|Authors||Singhal A, Wilson GC, Wima K, Quillin RC, Cuffy M, Anwar N, Kaiser TE, Paterno F, Diwan TS, Woodle ES, Abbott DE, Shah SA|
|Journal||Transpl. Int. Volume: 28 Issue: 2 Pages: 148-55|
|Publish Date||2015 Feb|

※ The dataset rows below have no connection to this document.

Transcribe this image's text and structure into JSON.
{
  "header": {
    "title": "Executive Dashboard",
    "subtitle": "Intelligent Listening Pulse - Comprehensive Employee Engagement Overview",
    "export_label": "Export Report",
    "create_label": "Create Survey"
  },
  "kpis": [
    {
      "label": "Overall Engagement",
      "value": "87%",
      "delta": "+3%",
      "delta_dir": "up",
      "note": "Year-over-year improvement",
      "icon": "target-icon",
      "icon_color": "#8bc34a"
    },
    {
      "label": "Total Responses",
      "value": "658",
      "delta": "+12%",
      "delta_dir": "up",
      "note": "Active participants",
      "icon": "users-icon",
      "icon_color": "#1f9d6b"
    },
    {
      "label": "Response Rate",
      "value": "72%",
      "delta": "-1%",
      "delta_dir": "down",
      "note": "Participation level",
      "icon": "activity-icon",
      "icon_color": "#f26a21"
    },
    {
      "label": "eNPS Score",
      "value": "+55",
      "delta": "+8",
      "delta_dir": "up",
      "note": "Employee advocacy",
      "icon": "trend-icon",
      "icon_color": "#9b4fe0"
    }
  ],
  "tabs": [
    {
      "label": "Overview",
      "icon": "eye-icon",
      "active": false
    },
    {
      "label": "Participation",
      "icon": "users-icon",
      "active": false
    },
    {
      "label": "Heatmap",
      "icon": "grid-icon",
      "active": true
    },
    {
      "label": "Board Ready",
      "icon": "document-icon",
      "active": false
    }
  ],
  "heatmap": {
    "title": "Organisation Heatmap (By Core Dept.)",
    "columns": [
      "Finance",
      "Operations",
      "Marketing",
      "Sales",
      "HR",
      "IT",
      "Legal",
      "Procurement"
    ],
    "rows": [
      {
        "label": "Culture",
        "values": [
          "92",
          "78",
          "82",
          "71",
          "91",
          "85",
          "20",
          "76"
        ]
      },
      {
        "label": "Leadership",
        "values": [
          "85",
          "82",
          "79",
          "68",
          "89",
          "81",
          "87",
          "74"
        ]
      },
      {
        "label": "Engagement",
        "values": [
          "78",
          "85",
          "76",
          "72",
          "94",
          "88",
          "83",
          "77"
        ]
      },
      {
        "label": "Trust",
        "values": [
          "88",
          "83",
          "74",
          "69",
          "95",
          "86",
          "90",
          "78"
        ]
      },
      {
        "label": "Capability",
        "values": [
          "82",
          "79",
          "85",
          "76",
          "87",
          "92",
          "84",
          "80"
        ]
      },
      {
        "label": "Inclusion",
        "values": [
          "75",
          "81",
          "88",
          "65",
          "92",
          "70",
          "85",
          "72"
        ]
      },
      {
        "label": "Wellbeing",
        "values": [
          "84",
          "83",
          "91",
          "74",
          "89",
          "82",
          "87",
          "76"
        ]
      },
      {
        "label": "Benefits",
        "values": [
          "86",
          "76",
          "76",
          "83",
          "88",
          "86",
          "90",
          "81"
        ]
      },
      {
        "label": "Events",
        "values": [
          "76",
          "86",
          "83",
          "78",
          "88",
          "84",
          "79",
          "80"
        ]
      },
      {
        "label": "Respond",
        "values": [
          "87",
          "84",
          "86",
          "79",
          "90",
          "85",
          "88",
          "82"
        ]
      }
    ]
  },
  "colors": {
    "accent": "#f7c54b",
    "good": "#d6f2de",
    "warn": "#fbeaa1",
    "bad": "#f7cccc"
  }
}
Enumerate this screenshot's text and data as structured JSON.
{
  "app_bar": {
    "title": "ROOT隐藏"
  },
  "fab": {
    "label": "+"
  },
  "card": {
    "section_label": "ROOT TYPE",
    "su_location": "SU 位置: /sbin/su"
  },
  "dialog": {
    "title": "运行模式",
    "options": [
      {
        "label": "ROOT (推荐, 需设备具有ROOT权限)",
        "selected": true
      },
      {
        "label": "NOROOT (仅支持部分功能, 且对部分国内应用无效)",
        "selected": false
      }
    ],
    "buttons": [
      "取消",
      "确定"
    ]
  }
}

The aim of this study was to analyze the impact of morbid obesity in recipients on peritransplant resource utilization and survival outcomes. Using a linkage between the University HealthSystem Consortium and Scientific Registry of Transplant Recipients databases, we identified 12 445 patients who underwent liver transplantation (LT) between 2007 and 2011 and divided them into two cohorts based on recipient body mass index (BMI; <40 vs. ≥40 kg/m²). Recipients with BMI ≥40 comprised 3.3% (n = 416) of all LTs in the studied population. There were no significant differences in donor characteristics between two groups. Recipients with BMI ≥40 were significant for being female, diabetic, and with NASH cirrhosis. Patients with a BMI ≥40 had a higher median MELD score, limited physical capacity, and were more likely to be hospitalized at LT. BMI ≥40 recipients had higher post-LT length of stay and were less often discharged to home. With a median follow-up of 2 years, patient and graft survival were equivalent between the two groups. In conclusion, morbidly obese LT recipients appear sicker at time of LT with an increase in resource utilization but have similar short-term outcomes.